7.3.16

Highest Order

Definition: The highest order of an element mod n is the order k of any element(s) such that k is equal to the least universal exponent mod n.

Note: least universal exponent as defined on page 268 in Rosen, K. Number Theory And Its Applications, 2005

Example: Given a pair of odd primes (p = a1*r + 1, q = a2*s + 1), then the highest order mod p*q is phi(p*q)/GCD(a1, a2)

Example: Given an odd prime p then the highest order is phi(p), same goes for a power of a prime, or 2 times any prime or 2 times any power of a prime.

Example: In here I conjectured that if p and q are safe primes (ie primes of the form 2s+1 where s is also a prime) such that at least one of p, q is not congruent to -1 mod 8 (I called these tough primes) then 2 mod p*q is phi(p*q)/2 which is the highest order possible mod p*q

Conjecture: Given an odd prime p then 2 mod p is of highest order if p is a tough prime.
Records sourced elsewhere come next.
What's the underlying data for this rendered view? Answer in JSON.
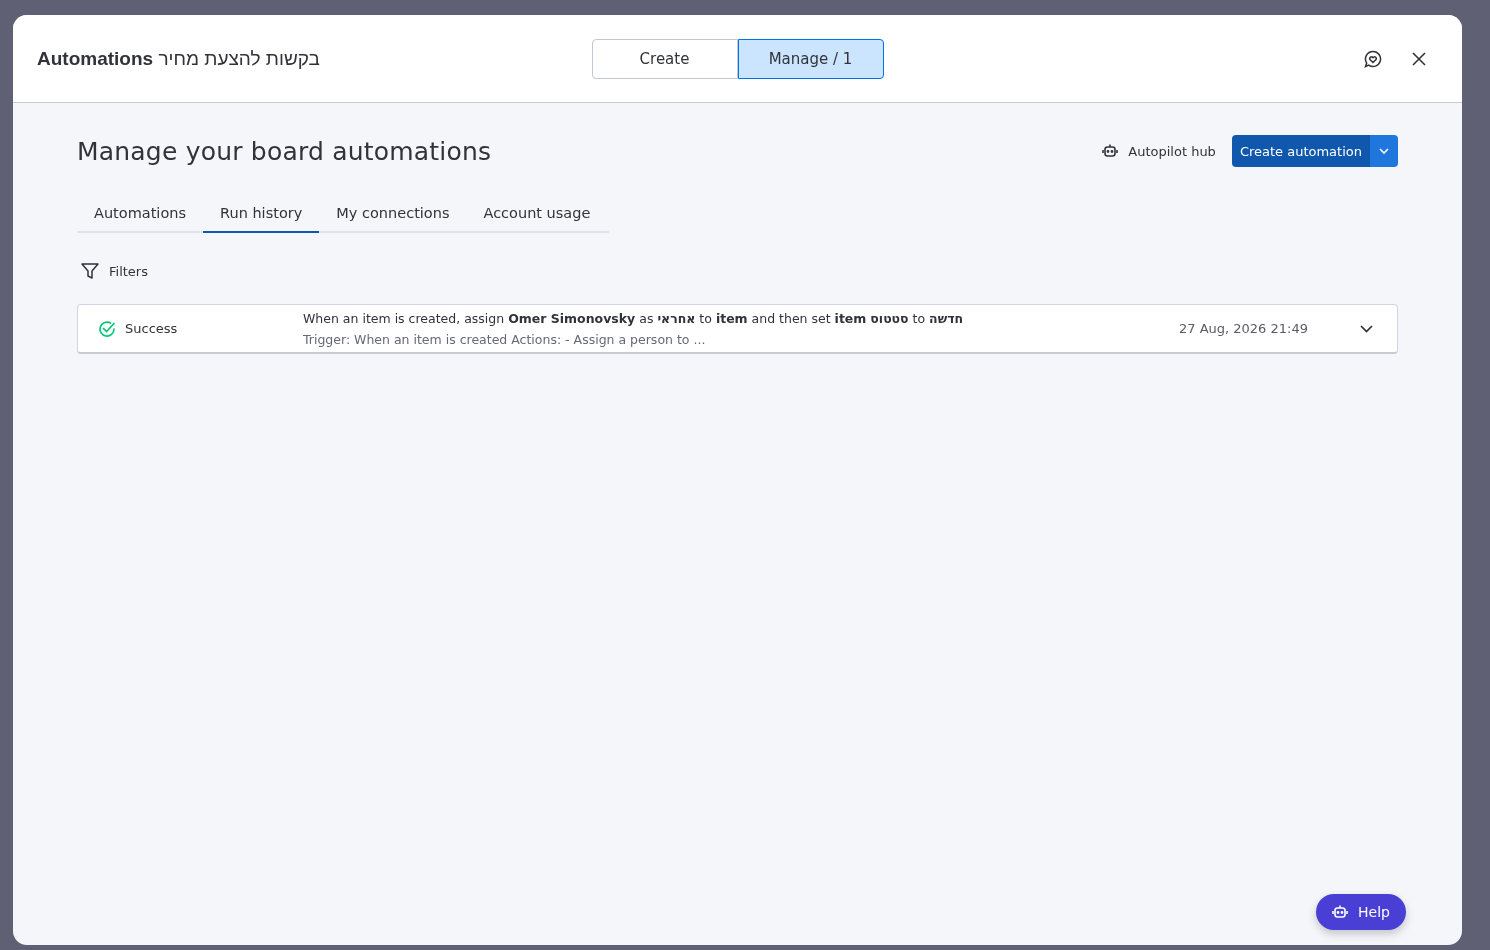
{
  "modal": {
    "title": "**Automations** בקשות להצעת מחיר",
    "segments": [
      {
        "label": "Create",
        "selected": false
      },
      {
        "label": "Manage / 1",
        "selected": true
      }
    ]
  },
  "page": {
    "heading": "Manage your board automations",
    "hub_link": "Autopilot hub",
    "create_button": "Create automation",
    "tabs": [
      {
        "label": "Automations",
        "selected": false
      },
      {
        "label": "Run history",
        "selected": true
      },
      {
        "label": "My connections",
        "selected": false
      },
      {
        "label": "Account usage",
        "selected": false
      }
    ],
    "filters": "Filters",
    "runs": [
      {
        "status": "Success",
        "kind": "success",
        "description": "When an item is created, assign **Omer Simonovsky** as **אחראי** to **item** and then set **item** **סטטוס** to **חדשה**",
        "details": "Trigger: When an item is created Actions: - Assign a person to ...",
        "time": "27 Aug, 2026 21:49",
        "expanded": false
      }
    ]
  },
  "help_button": "Help"
}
Conjecture: Given a power of an odd prime p^t then 2 mod p^t  is of highest order if p is a tough prime.